• How many genes in a human cell? The three main gene-sequencing projects that analyzed human DNA do not agree. One study (RefSeq) reported 22,333 genes, another government database said there are 38,621, and a project called Gencode recognized 21,671 genes. Scientists are sifting through human DNA to identify previously unrecognized genes, and over time more are likely to be added to the present gene library. In the meantime, with 31,760 genes, tomatoes appear to have more genes than we do. The poplar tree, for that matter, has 45,000 genes, which challenges interpretation by the reader. (Science News, Oct. 20, 2010, and Nov. 6, 2010)
• A continuing mystery: a number of years ago, molecular geneticists discovered that most of the DNA in a cell is not made up of active genes and appears not to code for anything specific. This DNA is referred to as “junk” or “nonsense” DNA, but now these stretches of nucleic acid are called “introns” (meaning between the active genes). Introns obviously serve as long spacers between genes, but beyond this their function is uncertain. (ncbi.nlm.nih.gov /pubmed/22518112; other sources)

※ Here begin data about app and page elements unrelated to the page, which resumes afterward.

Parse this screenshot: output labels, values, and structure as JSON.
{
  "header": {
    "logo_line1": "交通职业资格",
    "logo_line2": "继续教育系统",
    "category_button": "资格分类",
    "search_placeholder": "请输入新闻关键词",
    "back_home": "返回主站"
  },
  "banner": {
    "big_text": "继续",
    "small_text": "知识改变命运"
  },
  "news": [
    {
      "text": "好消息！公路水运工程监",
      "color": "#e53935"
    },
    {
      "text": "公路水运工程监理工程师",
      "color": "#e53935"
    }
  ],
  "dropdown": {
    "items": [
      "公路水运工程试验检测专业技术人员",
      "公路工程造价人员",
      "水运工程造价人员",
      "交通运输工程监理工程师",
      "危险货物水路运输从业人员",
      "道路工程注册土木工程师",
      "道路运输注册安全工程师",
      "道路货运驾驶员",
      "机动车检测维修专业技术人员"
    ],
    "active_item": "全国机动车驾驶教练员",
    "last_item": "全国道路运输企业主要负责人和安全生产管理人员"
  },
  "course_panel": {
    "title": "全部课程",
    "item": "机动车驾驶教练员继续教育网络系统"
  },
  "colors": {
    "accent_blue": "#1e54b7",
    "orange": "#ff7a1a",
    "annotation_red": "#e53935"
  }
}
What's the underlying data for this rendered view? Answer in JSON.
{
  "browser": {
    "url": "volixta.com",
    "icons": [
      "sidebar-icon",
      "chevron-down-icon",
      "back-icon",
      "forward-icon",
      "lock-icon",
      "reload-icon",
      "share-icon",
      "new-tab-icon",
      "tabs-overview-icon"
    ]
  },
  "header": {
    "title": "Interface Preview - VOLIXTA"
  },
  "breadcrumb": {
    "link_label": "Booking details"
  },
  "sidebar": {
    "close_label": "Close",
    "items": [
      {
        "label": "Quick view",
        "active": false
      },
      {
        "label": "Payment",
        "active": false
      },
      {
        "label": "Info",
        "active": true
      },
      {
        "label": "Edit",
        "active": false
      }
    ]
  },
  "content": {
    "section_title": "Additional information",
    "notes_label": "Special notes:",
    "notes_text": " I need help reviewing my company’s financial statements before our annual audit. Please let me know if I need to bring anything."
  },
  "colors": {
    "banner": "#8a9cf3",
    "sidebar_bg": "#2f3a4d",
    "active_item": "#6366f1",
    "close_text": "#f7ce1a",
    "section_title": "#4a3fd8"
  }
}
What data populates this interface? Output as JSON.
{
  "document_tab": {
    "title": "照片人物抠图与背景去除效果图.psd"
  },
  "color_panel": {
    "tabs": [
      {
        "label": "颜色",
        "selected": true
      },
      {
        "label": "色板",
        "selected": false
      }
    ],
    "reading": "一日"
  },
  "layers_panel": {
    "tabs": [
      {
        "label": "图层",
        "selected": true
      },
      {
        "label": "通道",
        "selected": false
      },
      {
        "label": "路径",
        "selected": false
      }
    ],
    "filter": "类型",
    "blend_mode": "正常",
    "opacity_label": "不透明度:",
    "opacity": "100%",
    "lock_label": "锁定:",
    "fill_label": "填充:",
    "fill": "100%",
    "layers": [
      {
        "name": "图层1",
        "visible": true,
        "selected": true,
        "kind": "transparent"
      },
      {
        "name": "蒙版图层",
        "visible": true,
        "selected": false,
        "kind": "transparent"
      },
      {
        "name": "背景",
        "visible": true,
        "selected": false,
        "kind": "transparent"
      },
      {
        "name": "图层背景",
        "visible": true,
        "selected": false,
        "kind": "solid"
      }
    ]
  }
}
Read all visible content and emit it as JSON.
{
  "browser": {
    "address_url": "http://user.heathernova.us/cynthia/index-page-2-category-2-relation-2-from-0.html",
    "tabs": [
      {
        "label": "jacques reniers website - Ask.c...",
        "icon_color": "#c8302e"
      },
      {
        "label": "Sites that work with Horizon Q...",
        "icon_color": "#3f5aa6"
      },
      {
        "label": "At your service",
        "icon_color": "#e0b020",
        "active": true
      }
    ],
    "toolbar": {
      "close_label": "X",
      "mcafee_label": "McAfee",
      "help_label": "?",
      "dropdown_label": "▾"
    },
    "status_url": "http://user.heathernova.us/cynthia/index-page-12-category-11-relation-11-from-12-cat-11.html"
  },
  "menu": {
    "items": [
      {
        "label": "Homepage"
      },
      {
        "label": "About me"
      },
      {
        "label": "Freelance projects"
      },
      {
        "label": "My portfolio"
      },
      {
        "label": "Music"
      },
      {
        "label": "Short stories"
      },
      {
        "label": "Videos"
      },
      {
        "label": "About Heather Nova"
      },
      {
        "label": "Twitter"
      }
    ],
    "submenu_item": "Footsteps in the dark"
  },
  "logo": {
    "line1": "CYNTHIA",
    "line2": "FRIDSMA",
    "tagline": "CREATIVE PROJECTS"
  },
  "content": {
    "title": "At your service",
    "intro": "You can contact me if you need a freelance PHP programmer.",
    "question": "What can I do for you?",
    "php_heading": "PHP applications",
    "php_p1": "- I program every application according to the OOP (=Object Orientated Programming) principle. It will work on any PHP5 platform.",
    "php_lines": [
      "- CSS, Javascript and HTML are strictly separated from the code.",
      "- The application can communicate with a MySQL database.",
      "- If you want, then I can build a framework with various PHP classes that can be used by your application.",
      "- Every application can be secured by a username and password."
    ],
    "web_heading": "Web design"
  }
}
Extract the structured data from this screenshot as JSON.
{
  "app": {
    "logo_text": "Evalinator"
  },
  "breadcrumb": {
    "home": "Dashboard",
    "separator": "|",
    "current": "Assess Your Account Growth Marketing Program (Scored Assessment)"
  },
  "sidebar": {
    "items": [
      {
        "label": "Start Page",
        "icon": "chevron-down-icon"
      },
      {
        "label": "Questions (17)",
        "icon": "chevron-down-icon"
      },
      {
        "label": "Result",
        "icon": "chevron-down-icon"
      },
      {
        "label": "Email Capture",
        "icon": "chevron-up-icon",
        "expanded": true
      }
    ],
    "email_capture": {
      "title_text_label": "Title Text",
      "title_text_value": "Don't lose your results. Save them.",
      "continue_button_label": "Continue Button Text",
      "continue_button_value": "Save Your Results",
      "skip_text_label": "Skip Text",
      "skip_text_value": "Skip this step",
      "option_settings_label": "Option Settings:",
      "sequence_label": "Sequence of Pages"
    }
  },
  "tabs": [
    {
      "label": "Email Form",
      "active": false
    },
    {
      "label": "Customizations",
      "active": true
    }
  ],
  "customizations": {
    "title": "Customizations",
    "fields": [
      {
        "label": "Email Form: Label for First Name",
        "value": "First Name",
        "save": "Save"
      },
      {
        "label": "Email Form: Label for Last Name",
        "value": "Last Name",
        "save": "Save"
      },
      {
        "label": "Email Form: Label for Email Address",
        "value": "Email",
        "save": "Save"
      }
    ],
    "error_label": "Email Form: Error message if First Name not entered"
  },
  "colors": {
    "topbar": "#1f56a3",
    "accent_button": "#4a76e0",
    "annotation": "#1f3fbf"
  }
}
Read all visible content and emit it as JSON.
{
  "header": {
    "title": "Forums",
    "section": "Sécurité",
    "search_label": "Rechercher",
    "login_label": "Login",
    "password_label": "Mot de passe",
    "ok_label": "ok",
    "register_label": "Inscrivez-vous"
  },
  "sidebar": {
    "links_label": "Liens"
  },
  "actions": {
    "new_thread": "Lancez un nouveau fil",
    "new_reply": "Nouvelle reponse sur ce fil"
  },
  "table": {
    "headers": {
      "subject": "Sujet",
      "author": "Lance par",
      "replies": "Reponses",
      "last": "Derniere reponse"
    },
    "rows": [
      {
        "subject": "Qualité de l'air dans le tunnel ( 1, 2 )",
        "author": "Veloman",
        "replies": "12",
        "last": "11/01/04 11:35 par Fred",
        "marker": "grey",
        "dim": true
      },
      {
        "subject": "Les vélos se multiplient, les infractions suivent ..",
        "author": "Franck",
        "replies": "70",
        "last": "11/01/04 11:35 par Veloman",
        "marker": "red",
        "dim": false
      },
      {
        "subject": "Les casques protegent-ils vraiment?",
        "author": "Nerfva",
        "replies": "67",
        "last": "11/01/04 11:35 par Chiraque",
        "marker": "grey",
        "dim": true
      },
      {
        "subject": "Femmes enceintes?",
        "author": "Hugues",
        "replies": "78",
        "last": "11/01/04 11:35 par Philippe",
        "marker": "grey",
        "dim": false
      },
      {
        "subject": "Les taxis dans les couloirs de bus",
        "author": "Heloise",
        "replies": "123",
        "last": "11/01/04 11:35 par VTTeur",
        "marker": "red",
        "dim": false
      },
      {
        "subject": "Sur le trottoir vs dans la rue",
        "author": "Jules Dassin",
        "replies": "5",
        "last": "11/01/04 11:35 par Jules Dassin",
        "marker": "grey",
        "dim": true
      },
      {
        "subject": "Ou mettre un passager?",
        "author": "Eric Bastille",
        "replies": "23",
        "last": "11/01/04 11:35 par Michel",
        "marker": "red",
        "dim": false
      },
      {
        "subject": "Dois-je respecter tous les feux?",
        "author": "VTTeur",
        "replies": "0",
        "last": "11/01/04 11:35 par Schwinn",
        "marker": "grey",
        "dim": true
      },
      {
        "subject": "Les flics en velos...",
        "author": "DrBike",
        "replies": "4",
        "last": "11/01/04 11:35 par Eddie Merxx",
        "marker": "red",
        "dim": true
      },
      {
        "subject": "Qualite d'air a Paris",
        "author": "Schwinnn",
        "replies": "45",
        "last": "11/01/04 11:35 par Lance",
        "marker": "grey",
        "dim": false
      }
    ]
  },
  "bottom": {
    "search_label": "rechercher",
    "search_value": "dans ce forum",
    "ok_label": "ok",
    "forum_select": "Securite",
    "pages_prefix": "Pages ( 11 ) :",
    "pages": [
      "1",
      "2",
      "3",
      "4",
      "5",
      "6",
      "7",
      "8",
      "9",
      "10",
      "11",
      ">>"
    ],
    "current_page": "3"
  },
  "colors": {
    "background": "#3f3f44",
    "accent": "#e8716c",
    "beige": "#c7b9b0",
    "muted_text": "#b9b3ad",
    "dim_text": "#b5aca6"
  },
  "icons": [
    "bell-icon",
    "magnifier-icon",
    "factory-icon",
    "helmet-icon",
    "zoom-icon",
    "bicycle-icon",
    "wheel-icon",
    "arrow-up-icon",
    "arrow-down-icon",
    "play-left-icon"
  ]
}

• The water flea, Daphnia pulex, a tiny freshwater crustacean, appears to have more genes than other animals. Its genome was recently sequenced and found to have 31,000 genes. Many of these are also found in humans. (Science, Feb. 4, 2011; newsinfo.iu.edu – Feb. 3, 2011)
• To understand the importance of a new drug that may be effective in treating Alzheimer’s Disease (AD), it is necessary to understand something about the inside of a neuron (nerve cell). A neuron has a long extension called an axon, along which signals are carried. Inside an axon there is a system of very small tubules that run its length. These structures are called microtubules, and they serve as railroad tracks along which material is transported back and forth, from one end of the axon to the other. In this way, the axon and its terminations are maintained. When microtubules fail to carry molecules back and forth, the neuron dies. In order for microtubules to remain intact and do their job, an important molecule called tau protein stabilizes them and allows them to grow normally.
In Alzheimer’s Disease, something happens to tau protein and it no longer attaches to and stabilizes microtubules, and they fall apart. At the same time, the tau forms tangled masses that accumulate inside the dying axon. Some neuroscientists theorize that if tau protein functioned normally in stabilizing microtubules, changes associated with AD would not occur in the brain.
Recently, it was discovered that a drug called epithilone D prevents tau protein from malfunctioning, and microtubules continue to do their job. In mice genetically modified to develop AD, the drug prevents formation of tau tangles and slows the progression of the disease. Treated mice also show improved brain function based on standard “thinking” tests for mice. Human patients with mild AD are now being enrolled in a phase I clinical trial. (uphs.upenn.edu/news; J. Neuroscience, 2010, vol. 30)